When millennials began entering the rental pool en masse, the multifamily industry couldn’t have been happier.

After all, the recession—brought on by the single-family mortgage meltdown—had pulled down the for-rent side of the industry as well, and the idea of a burgeoning “renter nation” was more than welcome news.

The stars had aligned. After a few years of underbuilding, a voluminous new demographic dramatically emerged from the shadows and formed a line at the door of your friendly local leasing office.

As more millennials aged into the rental pool, we heard time and again that they all wanted to live in cities—and developers responded by targeting urban cores. That urban legend continues to play out, but not in the way many had expected. Some of the biggest cities first out of the recession—Washington, D.C.; Houston; New York—are now offering concessions.

There’s a fine line between rational excitement and irrational exuberance, and we may have crossed those city limits, our desire driven by demographic demand slight-of-hand.

Consider the North American urban baby boomer. For a few years now, we’ve heard that the nation’s second-largest generation is preparing to downsize all the way from a white picket fence to a luxury box in the sky. And the new-construction pipeline in many urban areas—so heavily concentrated in Class A luxury—reflects this leap of faith.

Our brethren in the single-family world are in a similar situation, as the costs of land, labor, and materials—especially labor—likewise force many home builders to aim at a wealthier clientele.

But here’s the question that should concern any developer or financier banking on this trend: Where is the evidence of this long-term mass boomer urban migration?

Census figures paint a much more nuanced picture than headlines will allow. The 2014 American Community Survey data show exurbs and suburbs to be growing at a faster pace, while domestic net migration trends show a shrinking “urban core” across all demographics.

Ascierto, Jerry

What’s more, those cities with the fastest-growing seniors populations per capita are almost entirely in the Sun Belt—Atlanta, Raleigh, Vegas, Jacksonville, Sacramento, Tucson … not exactly the picture of Metropolis, given that Sun Belt cities tend to be “suburbanized,” much more sprawling than Northeastern cities, according to economist Jed Kelko.

In fact, since 2010, the senior population in core cities has risen by a paltry 621,000 compared with the suburbs, where the senior population has spiked by 2.6 million, according to demographer Joel Kotkin in an analysis of Census data.
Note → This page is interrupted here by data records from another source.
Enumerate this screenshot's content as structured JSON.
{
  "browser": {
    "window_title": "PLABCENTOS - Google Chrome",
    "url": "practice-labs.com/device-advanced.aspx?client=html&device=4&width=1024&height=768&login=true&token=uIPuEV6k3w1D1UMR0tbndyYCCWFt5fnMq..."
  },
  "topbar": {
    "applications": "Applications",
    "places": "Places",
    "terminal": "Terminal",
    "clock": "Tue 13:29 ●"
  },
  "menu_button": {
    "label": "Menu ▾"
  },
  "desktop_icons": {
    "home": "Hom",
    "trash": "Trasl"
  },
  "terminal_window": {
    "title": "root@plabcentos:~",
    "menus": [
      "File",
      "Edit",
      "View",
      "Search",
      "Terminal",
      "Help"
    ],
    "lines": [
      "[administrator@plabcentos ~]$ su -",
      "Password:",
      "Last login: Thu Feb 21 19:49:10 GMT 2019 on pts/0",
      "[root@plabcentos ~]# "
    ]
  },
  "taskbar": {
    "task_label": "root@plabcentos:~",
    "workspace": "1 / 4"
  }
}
Evident Domain

Just 13% of buyers age 50 to 59 bought homes in urban areas and central cities in 2015, according to the National Association of Realtors (NAR) Home Buyer and Seller Generational Trends 2016 report.

What about the other 87%? And what about older boomers?

Regardless, this myth about boomers loving city life persists and is almost as insidious as the myth of millennials preferring city life, which NAR’s 2016 report notes is decreasing:

The share of millennials buying in an urban or central city area decreased to 17 percent (21 percent a year ago) in this year’s survey, and fewer of them (10 percent) purchased a multifamily home compared to a year ago (15 percent). Overall, the majority of buyers in all generations continue to purchase a single-family home in a suburban area …

So, even millennials—those city lovers of yesterday—are going suburban, and we now see headlines like “How Millennials are Changing the Suburbs” and "Young Americans: Yearning for the Suburbs, Stuck in the City."

To be fair, in 2014, just 11% of boomers age 50 to 59 bought in urban areas, so the 2% bump year over year may indeed be evidence of a significant trend. But one year does not a trend make—and an idea doesn’t become a fact just because it’s repeated and repeated by those with vested interests.

Is there even anecdotal evidence of this mass psychological and geographic migration? Who are these boomers who are just itching for city life?

I’m sure they exist; I just don’t know any. When I asked my own parents if they’d ever move back to Brooklyn from whence they came, they looked at me like I was crazy. Their memories weren’t quite so fond.

“We couldn’t wait to leave, to have our own space, to stretch out and have some peace and quiet,” they said. “Why the heck would we ever want to go back?”